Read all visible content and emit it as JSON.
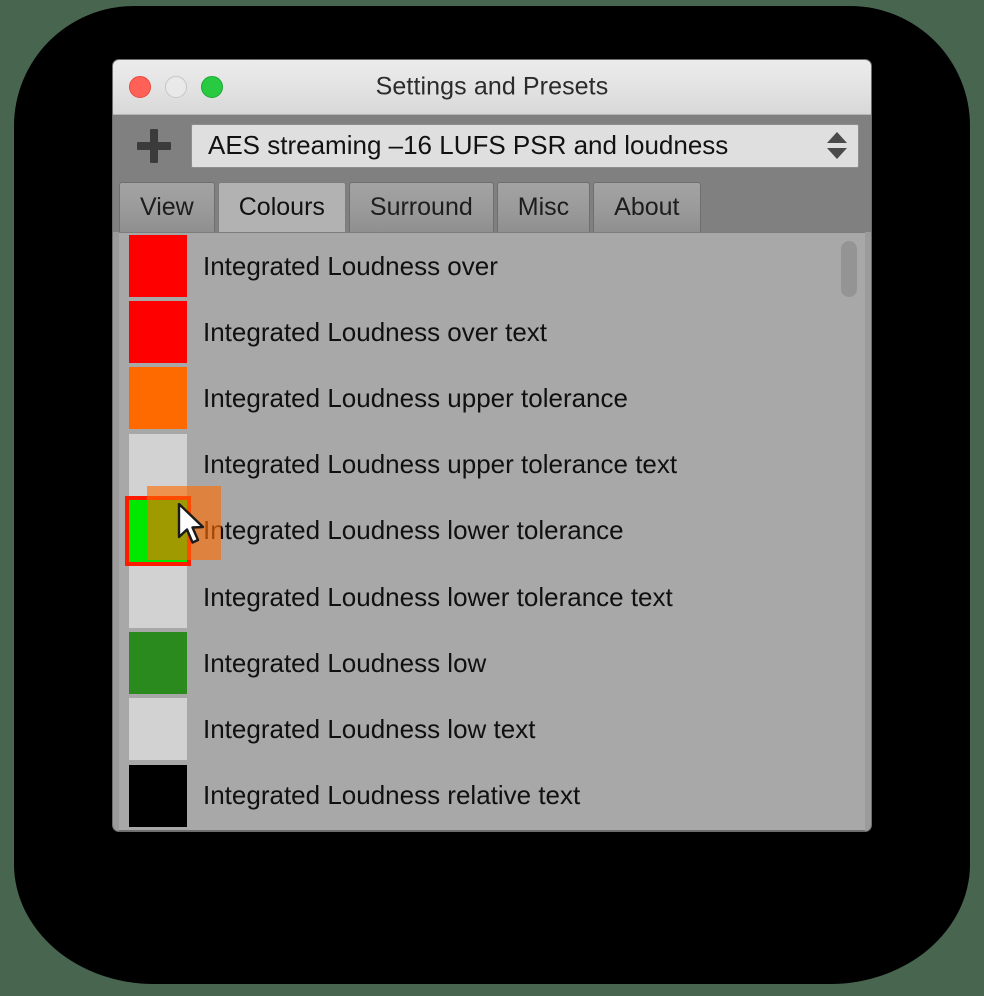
{
  "window": {
    "title": "Settings and Presets",
    "traffic_lights": [
      {
        "name": "close",
        "color": "#ff6157"
      },
      {
        "name": "minimize",
        "color": "#e9e9e9"
      },
      {
        "name": "zoom",
        "color": "#27ca41"
      }
    ]
  },
  "toolbar": {
    "add_preset_icon": "plus-icon",
    "preset": {
      "value": "AES streaming –16 LUFS PSR and loudness",
      "stepper_up_icon": "triangle-up-icon",
      "stepper_down_icon": "triangle-down-icon"
    }
  },
  "tabs": [
    {
      "label": "View",
      "active": false
    },
    {
      "label": "Colours",
      "active": true
    },
    {
      "label": "Surround",
      "active": false
    },
    {
      "label": "Misc",
      "active": false
    },
    {
      "label": "About",
      "active": false
    }
  ],
  "colour_list": {
    "rows": [
      {
        "label": "Integrated Loudness over",
        "swatch": "#ff0000",
        "state": "normal"
      },
      {
        "label": "Integrated Loudness over text",
        "swatch": "#ff0000",
        "state": "normal"
      },
      {
        "label": "Integrated Loudness upper tolerance",
        "swatch": "#ff6a00",
        "state": "normal"
      },
      {
        "label": "Integrated Loudness upper tolerance text",
        "swatch": "#d2d2d2",
        "state": "normal"
      },
      {
        "label": "Integrated Loudness lower tolerance",
        "swatch": "#00e800",
        "state": "dragging"
      },
      {
        "label": "Integrated Loudness lower tolerance text",
        "swatch": "#d2d2d2",
        "state": "normal"
      },
      {
        "label": "Integrated Loudness low",
        "swatch": "#2a8a1e",
        "state": "normal"
      },
      {
        "label": "Integrated Loudness low text",
        "swatch": "#d2d2d2",
        "state": "normal"
      },
      {
        "label": "Integrated Loudness relative text",
        "swatch": "#000000",
        "state": "normal"
      }
    ],
    "drag": {
      "ghost_color": "#ff6a00",
      "selection_border_color": "#ff1a00",
      "cursor_icon": "arrow-pointer-cursor"
    },
    "scrollbar": {
      "thumb_color": "#949494",
      "orientation": "vertical"
    }
  },
  "theme": {
    "desktop_background": "#47654f",
    "window_chrome": "#808080",
    "list_background": "#a8a8a8",
    "titlebar_background": "#e6e6e6"
  }
}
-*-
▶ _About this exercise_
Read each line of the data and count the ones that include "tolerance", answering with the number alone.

▶ _Output of the task_
4